Since then, opponents have attempted 99 passes and not one has fallen in the hands of a UT defender.
"We always say interceptions are accidents," Joseph said. "We just need some more accidents to happen right now. When you start over-emphasizing that guys start looking to try to get interceptions and then you start being susceptible to double moves.
"We're OK right now where we're at. Over time, they'll come."
The Vols went just four games without an interception in 2010. All four were UT losses.
During the Vols' four-game winning streak to end the regular season, they intercepted 10 passes and took two back for touchdowns. That run helped the Vols finish the season with a positive turnover margin.
Currently, UT is one of four SEC teams with a negative turnover margin.
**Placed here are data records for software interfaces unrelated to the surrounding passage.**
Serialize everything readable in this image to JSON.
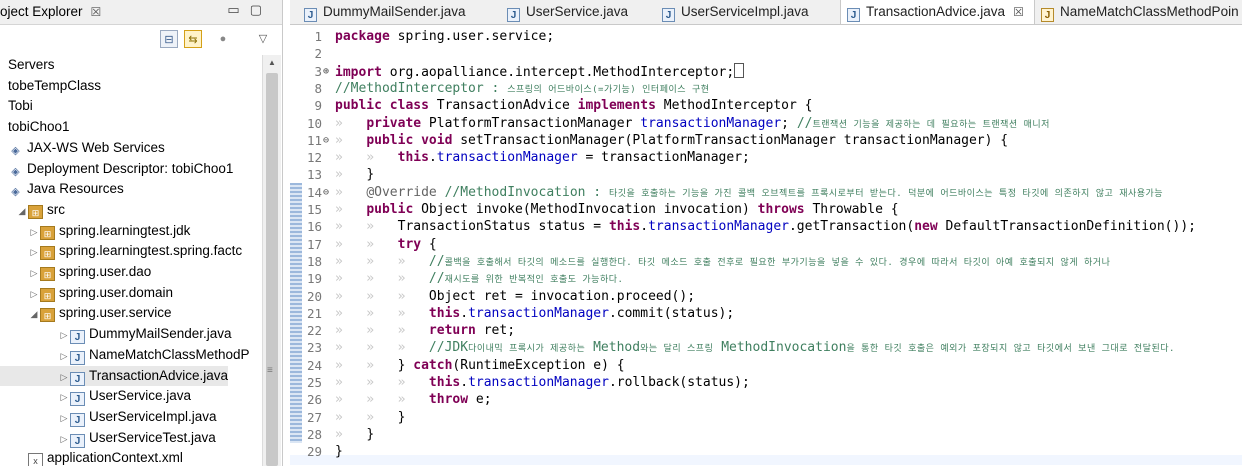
{
  "explorer": {
    "title": "oject Explorer",
    "close": "☒",
    "window_buttons": "▭▢",
    "tree": [
      {
        "label": "Servers",
        "indent": 0,
        "twisty": "",
        "icon": ""
      },
      {
        "label": "tobeTempClass",
        "indent": 0,
        "twisty": "",
        "icon": ""
      },
      {
        "label": "Tobi",
        "indent": 0,
        "twisty": "",
        "icon": ""
      },
      {
        "label": "tobiChoo1",
        "indent": 0,
        "twisty": "",
        "icon": ""
      },
      {
        "label": "JAX-WS Web Services",
        "indent": 1,
        "twisty": "",
        "icon": "misc"
      },
      {
        "label": "Deployment Descriptor: tobiChoo1",
        "indent": 1,
        "twisty": "",
        "icon": "misc"
      },
      {
        "label": "Java Resources",
        "indent": 1,
        "twisty": "",
        "icon": "misc"
      },
      {
        "label": "src",
        "indent": 2,
        "twisty": "◢",
        "icon": "pkg"
      },
      {
        "label": "spring.learningtest.jdk",
        "indent": 3,
        "twisty": "▷",
        "icon": "pkg"
      },
      {
        "label": "spring.learningtest.spring.factc",
        "indent": 3,
        "twisty": "▷",
        "icon": "pkg"
      },
      {
        "label": "spring.user.dao",
        "indent": 3,
        "twisty": "▷",
        "icon": "pkg"
      },
      {
        "label": "spring.user.domain",
        "indent": 3,
        "twisty": "▷",
        "icon": "pkg"
      },
      {
        "label": "spring.user.service",
        "indent": 3,
        "twisty": "◢",
        "icon": "pkg"
      },
      {
        "label": "DummyMailSender.java",
        "indent": 4,
        "twisty": "▷",
        "icon": "java"
      },
      {
        "label": "NameMatchClassMethodP",
        "indent": 4,
        "twisty": "▷",
        "icon": "java"
      },
      {
        "label": "TransactionAdvice.java",
        "indent": 4,
        "twisty": "▷",
        "icon": "java",
        "selected": true
      },
      {
        "label": "UserService.java",
        "indent": 4,
        "twisty": "▷",
        "icon": "java"
      },
      {
        "label": "UserServiceImpl.java",
        "indent": 4,
        "twisty": "▷",
        "icon": "java"
      },
      {
        "label": "UserServiceTest.java",
        "indent": 4,
        "twisty": "▷",
        "icon": "java"
      },
      {
        "label": "applicationContext.xml",
        "indent": 3,
        "twisty": "",
        "icon": "xml"
      }
    ]
  },
  "editor_tabs": [
    {
      "label": "DummyMailSender.java",
      "active": false,
      "warn": false
    },
    {
      "label": "UserService.java",
      "active": false,
      "warn": false
    },
    {
      "label": "UserServiceImpl.java",
      "active": false,
      "warn": false
    },
    {
      "label": "TransactionAdvice.java",
      "active": true,
      "warn": false
    },
    {
      "label": "NameMatchClassMethodPoin",
      "active": false,
      "warn": true
    }
  ],
  "code_lines": [
    {
      "n": "1",
      "fold": "",
      "html": "<span class=\"kw\">package</span> spring.user.service;"
    },
    {
      "n": "2",
      "fold": "",
      "html": ""
    },
    {
      "n": "3",
      "fold": "⊕",
      "html": "<span class=\"kw\">import</span> org.aopalliance.intercept.MethodInterceptor;<span class=\"cursor-box\"></span>"
    },
    {
      "n": "8",
      "fold": "",
      "html": "<span class=\"cm\">//MethodInterceptor : <span class=\"small\">스프링의 어드바이스(=가기능) 인터페이스 구현</span></span>"
    },
    {
      "n": "9",
      "fold": "",
      "html": "<span class=\"kw\">public class</span> TransactionAdvice <span class=\"kw\">implements</span> MethodInterceptor {"
    },
    {
      "n": "10",
      "fold": "",
      "html": "<span class=\"ws\">»   </span><span class=\"kw\">private</span> PlatformTransactionManager <span class=\"fld\">transactionManager</span>; <span class=\"cm\">//<span class=\"small\">트랜잭션 기능을 제공하는 데 필요하는 트랜잭션 매니저</span></span>"
    },
    {
      "n": "11",
      "fold": "⊖",
      "html": "<span class=\"ws\">»   </span><span class=\"kw\">public void</span> setTransactionManager(PlatformTransactionManager transactionManager) {"
    },
    {
      "n": "12",
      "fold": "",
      "html": "<span class=\"ws\">»   »   </span><span class=\"kw\">this</span>.<span class=\"fld\">transactionManager</span> = transactionManager;"
    },
    {
      "n": "13",
      "fold": "",
      "html": "<span class=\"ws\">»   </span>}"
    },
    {
      "n": "14",
      "fold": "⊖",
      "html": "<span class=\"ws\">»   </span><span class=\"ann\">@Override</span> <span class=\"cm\">//MethodInvocation : <span class=\"small\">타깃을 호출하는 기능을 가진 콜백 오브젝트를 프록시로부터 받는다. 덕분에 어드바이스는 특정 타깃에 의존하지 않고 재사용가능</span></span>"
    },
    {
      "n": "15",
      "fold": "",
      "html": "<span class=\"ws\">»   </span><span class=\"kw\">public</span> Object invoke(MethodInvocation invocation) <span class=\"kw\">throws</span> Throwable {"
    },
    {
      "n": "16",
      "fold": "",
      "html": "<span class=\"ws\">»   »   </span>TransactionStatus status = <span class=\"kw\">this</span>.<span class=\"fld\">transactionManager</span>.getTransaction(<span class=\"kw\">new</span> DefaultTransactionDefinition());"
    },
    {
      "n": "17",
      "fold": "",
      "html": "<span class=\"ws\">»   »   </span><span class=\"kw\">try</span> {"
    },
    {
      "n": "18",
      "fold": "",
      "html": "<span class=\"ws\">»   »   »   </span><span class=\"cm\">//<span class=\"small\">콜백을 호출해서 타깃의 메소드를 실행한다. 타깃 메소드 호출 전후로 필요한 부가기능을 넣을 수 있다. 경우에 따라서 타깃이 아예 호출되지 않게 하거나</span></span>"
    },
    {
      "n": "19",
      "fold": "",
      "html": "<span class=\"ws\">»   »   »   </span><span class=\"cm\">//<span class=\"small\">재시도를 위한 반복적인 호출도 가능하다.</span></span>"
    },
    {
      "n": "20",
      "fold": "",
      "html": "<span class=\"ws\">»   »   »   </span>Object ret = invocation.proceed();"
    },
    {
      "n": "21",
      "fold": "",
      "html": "<span class=\"ws\">»   »   »   </span><span class=\"kw\">this</span>.<span class=\"fld\">transactionManager</span>.commit(status);"
    },
    {
      "n": "22",
      "fold": "",
      "html": "<span class=\"ws\">»   »   »   </span><span class=\"kw\">return</span> ret;"
    },
    {
      "n": "23",
      "fold": "",
      "html": "<span class=\"ws\">»   »   »   </span><span class=\"cm\">//JDK<span class=\"small\">다이내믹 프록시가 제공하는</span> Method<span class=\"small\">와는 달리 스프링</span> MethodInvocation<span class=\"small\">을 통한 타깃 호출은 예외가 포장되지 않고 타깃에서 보낸 그대로 전달된다.</span></span>"
    },
    {
      "n": "24",
      "fold": "",
      "html": "<span class=\"ws\">»   »   </span>} <span class=\"kw\">catch</span>(RuntimeException e) {"
    },
    {
      "n": "25",
      "fold": "",
      "html": "<span class=\"ws\">»   »   »   </span><span class=\"kw\">this</span>.<span class=\"fld\">transactionManager</span>.rollback(status);"
    },
    {
      "n": "26",
      "fold": "",
      "html": "<span class=\"ws\">»   »   »   </span><span class=\"kw\">throw</span> e;"
    },
    {
      "n": "27",
      "fold": "",
      "html": "<span class=\"ws\">»   »   </span>}"
    },
    {
      "n": "28",
      "fold": "",
      "html": "<span class=\"ws\">»   </span>}"
    },
    {
      "n": "29",
      "fold": "",
      "html": "}"
    }
  ]
}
"We hadn't been getting the takeaways that we need to get, that's for sure," coach Derek Dooley said. "Our goal right now is to be plus-four, and so we're about five behind what we should be.
"I say should (because) you'd like to be plus-one a game. Reality is that's tough, but you certainly don't want to be in the negative. You're not going to win many games."
Defensive back Prentiss Waggner, who was the Vols' co-leader in interceptions last season with five, said the defensive backs were "more aggressive" near the end of 2010. A combination of trust, experience and comfort with each other allowed them to take risks on certain plays that they might hesitate on otherwise because of a weak support system.
"You can gamble when you know you've got help over the top and things like that," Waggner said. "Basically just having their trust and trust in your guy over your back."
Waggner kept the focus on the secondary, but defensive coordinator Justin Wilcox said interceptions are generated by all three units — defensive line, linebackers and, of course, the secondary.
"It's pressuring the quarterback, being aggressive when the ball is in the air, it's affecting the routes of the receivers, it's affecting the pass protection. It's a lot of things," Wilcox said. "It's really not one answer.
"Once you start trying to force the issue — we practice turnovers all the time and we're working on it daily — but if you try and force the issues, sometimes guys will try to make plays they shouldn't and that's when you get beat."
Joseph put a positive spin on the situation as well, particularly when discussing starting cornerback Marsalis Teague. A former wide receiver, Teague has started 12 games at his new position but has yet to register an interception.
"Here's a guy who's just doing what he's supposed to do," Joseph said. "Sometimes a DB that's playing well doesn't get his name called. That's been the case with him.
"When you're covering guys, they don't really throw to your side. I think that's a compliment to him."
The Vols won't have a magic button to press Saturday when they try to disrupt Georgia quarterback Aaron Murray, who threw three uncharacteristic interceptions last week against Mississippi State.
Even if UT does add to its interception total, the same strategy might not work the next week against LSU.
That's just how fickle interceptions can be.
"If there was a magic answer to it," Wilcox said, "we would have addressed it already."